• _Excerpts from an interface dataset_:
───
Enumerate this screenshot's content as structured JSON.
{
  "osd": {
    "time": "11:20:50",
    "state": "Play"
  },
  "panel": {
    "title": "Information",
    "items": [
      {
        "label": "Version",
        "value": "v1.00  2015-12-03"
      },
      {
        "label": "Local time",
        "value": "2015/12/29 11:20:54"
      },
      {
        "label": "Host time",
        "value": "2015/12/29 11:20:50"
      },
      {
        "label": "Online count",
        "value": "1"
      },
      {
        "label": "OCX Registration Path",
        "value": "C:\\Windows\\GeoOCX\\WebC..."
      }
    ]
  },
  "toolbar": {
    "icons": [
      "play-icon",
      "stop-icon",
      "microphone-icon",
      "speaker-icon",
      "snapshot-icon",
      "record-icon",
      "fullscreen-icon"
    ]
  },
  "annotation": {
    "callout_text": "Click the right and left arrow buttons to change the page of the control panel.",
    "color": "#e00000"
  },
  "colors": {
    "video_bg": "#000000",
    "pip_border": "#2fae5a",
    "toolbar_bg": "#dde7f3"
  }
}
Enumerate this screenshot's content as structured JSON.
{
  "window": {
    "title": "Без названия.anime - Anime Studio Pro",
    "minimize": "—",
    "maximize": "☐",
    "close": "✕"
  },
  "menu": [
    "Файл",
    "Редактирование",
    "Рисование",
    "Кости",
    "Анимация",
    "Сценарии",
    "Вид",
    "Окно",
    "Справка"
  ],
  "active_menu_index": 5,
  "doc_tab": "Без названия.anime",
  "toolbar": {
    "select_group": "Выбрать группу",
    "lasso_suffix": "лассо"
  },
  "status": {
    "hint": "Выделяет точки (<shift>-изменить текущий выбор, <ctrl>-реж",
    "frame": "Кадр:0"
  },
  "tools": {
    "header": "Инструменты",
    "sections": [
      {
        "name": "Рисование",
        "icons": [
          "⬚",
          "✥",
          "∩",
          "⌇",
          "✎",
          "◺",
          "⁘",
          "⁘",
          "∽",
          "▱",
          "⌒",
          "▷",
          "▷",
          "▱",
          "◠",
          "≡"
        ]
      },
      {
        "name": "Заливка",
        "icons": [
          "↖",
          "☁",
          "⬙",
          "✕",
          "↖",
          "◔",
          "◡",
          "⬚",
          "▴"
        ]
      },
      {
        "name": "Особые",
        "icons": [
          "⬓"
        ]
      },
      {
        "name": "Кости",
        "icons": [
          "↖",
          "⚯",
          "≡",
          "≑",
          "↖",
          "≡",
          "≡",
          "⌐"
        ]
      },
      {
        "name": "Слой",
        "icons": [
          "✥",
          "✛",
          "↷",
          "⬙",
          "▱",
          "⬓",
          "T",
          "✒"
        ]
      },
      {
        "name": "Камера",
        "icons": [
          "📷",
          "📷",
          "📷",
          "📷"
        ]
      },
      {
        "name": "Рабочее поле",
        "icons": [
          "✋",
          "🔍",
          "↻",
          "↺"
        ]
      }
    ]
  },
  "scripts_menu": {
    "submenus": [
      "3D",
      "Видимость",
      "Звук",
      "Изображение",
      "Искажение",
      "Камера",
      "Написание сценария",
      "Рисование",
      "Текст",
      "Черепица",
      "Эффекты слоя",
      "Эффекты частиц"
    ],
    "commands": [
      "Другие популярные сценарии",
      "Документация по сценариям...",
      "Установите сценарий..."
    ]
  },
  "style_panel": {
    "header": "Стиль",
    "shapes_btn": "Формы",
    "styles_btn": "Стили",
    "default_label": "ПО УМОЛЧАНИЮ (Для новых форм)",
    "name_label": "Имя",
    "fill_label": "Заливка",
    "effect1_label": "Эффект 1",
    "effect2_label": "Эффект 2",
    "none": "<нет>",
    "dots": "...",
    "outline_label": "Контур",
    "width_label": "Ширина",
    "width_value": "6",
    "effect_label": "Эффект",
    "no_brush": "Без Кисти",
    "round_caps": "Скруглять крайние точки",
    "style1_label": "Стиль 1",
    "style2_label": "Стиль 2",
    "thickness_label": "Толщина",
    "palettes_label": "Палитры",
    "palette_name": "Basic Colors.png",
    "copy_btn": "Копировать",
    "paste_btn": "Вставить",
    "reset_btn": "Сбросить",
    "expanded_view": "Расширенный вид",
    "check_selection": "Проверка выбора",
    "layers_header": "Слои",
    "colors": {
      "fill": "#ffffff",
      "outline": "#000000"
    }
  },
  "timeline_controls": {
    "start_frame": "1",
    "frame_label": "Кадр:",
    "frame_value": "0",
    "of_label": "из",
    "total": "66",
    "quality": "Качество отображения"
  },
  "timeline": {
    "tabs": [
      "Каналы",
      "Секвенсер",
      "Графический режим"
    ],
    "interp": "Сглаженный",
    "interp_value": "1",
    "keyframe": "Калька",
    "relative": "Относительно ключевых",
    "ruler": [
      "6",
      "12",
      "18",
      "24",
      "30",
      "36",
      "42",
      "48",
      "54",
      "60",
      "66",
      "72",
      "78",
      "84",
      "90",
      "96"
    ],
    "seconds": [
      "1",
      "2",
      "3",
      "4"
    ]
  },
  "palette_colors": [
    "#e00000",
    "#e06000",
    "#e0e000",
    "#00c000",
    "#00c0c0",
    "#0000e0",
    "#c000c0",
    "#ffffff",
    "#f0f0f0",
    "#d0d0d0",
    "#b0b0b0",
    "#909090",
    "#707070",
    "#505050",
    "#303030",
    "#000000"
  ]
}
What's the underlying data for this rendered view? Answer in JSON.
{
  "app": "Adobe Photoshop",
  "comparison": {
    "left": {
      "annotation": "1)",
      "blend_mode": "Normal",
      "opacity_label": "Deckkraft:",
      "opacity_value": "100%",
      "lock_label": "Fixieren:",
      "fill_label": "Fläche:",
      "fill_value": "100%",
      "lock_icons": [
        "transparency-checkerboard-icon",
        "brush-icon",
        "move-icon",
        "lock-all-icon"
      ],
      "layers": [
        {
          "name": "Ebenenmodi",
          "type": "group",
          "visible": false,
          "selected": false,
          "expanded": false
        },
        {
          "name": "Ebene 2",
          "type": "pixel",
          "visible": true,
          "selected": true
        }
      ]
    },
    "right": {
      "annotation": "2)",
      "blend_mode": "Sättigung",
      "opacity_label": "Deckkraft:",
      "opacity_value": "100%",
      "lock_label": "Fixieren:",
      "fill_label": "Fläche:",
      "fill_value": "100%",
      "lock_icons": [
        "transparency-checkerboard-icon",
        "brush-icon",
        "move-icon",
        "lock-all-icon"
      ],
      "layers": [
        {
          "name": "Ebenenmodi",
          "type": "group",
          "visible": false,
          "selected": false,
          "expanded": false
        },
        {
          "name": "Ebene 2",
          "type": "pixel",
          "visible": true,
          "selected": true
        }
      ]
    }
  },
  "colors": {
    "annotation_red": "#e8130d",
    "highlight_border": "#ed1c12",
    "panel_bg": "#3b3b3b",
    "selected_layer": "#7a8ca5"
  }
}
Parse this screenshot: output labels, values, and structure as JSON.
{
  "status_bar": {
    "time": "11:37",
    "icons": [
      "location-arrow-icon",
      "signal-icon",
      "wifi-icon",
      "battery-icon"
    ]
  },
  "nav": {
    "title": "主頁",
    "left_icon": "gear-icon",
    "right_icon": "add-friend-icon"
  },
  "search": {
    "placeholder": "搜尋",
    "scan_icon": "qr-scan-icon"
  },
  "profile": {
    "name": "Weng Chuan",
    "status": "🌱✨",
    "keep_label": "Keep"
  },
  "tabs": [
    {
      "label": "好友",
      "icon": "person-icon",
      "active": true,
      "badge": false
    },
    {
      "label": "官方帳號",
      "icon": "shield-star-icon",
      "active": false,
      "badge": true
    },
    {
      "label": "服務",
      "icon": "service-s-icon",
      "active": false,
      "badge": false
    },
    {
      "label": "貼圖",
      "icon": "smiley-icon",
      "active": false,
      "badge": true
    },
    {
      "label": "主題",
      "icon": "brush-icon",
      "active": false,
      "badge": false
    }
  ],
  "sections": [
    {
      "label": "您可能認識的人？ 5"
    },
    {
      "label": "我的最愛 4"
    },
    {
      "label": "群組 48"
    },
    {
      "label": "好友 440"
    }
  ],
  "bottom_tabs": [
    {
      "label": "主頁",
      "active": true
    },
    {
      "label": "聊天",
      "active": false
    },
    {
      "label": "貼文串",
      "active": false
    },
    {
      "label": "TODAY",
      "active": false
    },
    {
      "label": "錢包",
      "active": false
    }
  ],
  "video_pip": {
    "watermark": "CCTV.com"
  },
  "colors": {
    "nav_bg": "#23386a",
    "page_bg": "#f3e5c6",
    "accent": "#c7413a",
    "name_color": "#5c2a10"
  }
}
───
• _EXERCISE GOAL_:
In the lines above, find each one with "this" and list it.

• _WRITTEN REPLY_:
Enumerate this screenshot's content as structured JSON.
Enumerate this screenshot's content as structured JSON.
What's the underlying data for this rendered view? Answer in JSON.
Parse this screenshot: output labels, values, and structure as JSON.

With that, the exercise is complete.